Naturally, after studying Trump’s clothing so closely, LeeMiller has her own hopes for how Trump’s style will evolve.

“I’d like her to wear more American designers because I think there are some really great up-and-coming designers who would benefit from the first lady wearing their designs,” LeeMiller said. “I don’t know, I really liked what Michelle Obama did with Jason Wu, or designers that aren’t well-known. It gives them a real boost. But you can see she genuinely loves fashion. It’s not always flattering, but you can tell she feels good.”

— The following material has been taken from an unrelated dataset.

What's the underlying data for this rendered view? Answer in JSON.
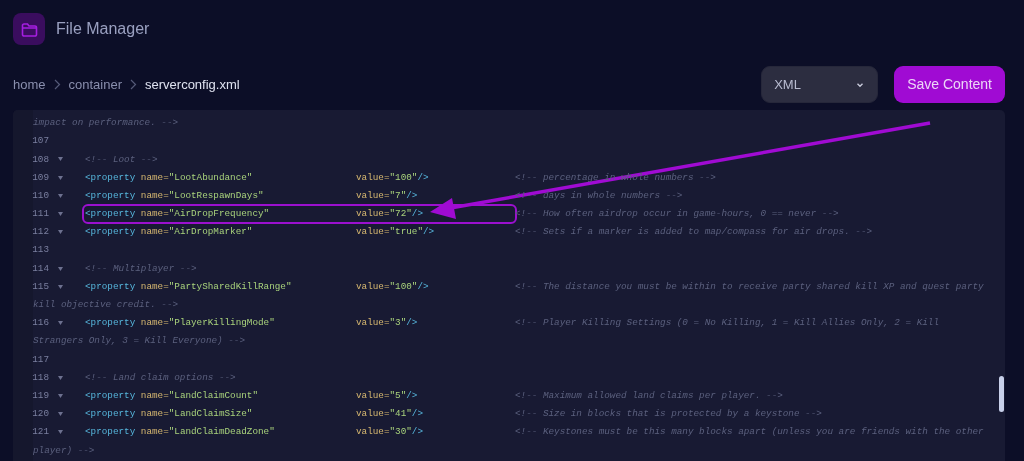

As with everything in the Trump administration though, all we can do is wait and see.